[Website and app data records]
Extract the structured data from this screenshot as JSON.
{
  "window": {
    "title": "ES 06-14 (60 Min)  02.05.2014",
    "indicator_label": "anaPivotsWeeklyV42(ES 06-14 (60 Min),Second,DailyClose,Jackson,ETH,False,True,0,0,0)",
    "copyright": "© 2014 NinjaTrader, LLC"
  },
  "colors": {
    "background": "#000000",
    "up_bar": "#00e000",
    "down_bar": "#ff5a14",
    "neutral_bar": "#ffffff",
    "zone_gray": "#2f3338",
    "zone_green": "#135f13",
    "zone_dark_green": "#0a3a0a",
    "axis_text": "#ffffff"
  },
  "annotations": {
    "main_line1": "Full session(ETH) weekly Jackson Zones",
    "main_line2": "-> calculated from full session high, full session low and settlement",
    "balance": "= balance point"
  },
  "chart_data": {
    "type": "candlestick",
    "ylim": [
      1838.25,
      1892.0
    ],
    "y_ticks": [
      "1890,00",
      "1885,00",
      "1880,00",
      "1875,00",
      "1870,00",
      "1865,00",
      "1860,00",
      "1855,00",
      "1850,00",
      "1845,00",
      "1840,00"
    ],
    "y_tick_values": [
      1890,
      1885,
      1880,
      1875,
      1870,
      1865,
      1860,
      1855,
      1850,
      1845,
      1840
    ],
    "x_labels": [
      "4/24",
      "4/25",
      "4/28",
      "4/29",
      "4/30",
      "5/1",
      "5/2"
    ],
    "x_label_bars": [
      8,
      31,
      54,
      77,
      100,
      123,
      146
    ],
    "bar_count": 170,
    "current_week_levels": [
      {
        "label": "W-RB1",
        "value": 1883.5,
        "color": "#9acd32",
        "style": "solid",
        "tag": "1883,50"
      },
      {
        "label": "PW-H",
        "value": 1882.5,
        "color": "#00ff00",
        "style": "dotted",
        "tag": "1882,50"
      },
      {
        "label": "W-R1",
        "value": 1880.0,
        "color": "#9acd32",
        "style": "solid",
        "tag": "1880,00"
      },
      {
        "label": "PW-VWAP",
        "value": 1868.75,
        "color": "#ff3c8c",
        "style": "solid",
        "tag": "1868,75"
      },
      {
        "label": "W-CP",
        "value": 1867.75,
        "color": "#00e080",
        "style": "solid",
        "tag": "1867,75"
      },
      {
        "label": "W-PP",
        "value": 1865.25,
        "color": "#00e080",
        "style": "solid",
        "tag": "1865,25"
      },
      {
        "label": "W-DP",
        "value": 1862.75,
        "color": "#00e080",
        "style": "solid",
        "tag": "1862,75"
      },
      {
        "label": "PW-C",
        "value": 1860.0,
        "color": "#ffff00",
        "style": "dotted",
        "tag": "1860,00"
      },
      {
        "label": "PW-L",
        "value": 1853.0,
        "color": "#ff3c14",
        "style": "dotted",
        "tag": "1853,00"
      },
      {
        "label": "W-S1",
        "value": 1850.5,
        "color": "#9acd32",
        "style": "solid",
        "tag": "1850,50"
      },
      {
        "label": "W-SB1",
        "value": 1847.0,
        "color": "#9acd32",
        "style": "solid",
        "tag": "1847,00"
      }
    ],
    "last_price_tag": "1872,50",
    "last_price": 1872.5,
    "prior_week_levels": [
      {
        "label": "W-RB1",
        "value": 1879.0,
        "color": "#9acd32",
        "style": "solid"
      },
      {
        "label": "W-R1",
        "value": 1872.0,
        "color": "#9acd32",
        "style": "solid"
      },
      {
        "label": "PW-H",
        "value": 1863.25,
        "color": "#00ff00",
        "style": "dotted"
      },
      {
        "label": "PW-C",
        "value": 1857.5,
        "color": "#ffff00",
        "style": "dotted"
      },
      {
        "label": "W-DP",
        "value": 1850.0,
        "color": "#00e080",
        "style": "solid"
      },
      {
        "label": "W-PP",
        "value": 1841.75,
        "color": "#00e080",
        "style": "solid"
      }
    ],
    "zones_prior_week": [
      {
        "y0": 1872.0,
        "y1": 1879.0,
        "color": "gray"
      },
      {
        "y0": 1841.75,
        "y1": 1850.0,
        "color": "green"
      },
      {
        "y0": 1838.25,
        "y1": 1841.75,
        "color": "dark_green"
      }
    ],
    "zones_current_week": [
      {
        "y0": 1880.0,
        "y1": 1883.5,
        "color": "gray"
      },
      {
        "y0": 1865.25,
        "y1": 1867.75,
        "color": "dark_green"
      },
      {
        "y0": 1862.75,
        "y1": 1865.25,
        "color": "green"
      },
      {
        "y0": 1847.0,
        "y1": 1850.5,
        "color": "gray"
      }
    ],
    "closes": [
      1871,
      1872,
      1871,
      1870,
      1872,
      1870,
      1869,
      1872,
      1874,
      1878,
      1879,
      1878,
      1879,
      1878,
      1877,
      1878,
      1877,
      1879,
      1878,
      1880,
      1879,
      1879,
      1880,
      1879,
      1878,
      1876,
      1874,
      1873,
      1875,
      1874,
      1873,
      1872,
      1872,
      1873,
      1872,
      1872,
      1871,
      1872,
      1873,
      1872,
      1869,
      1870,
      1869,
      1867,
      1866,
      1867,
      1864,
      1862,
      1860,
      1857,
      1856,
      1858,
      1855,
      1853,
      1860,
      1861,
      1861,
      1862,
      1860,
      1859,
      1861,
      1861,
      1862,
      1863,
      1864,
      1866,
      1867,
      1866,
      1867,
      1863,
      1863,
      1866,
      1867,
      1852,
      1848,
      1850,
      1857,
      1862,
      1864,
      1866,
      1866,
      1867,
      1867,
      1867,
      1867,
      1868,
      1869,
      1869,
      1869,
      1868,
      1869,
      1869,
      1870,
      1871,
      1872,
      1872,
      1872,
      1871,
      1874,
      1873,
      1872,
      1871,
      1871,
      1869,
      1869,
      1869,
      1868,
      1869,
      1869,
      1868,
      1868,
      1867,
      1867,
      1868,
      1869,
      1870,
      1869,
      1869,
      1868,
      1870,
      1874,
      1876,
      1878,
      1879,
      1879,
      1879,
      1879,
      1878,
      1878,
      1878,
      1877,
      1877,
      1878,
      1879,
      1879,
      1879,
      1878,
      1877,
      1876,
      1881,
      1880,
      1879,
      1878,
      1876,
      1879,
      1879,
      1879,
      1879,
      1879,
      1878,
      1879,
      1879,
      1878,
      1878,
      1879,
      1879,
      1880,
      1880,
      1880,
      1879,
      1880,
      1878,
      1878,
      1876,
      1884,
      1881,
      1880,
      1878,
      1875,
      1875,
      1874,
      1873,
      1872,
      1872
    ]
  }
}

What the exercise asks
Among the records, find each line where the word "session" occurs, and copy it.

Response to the exercise
    "main_line1": "Full session(ETH) weekly Jackson Zones",
    "main_line2": "-> calculated from full session high, full session low and settlement",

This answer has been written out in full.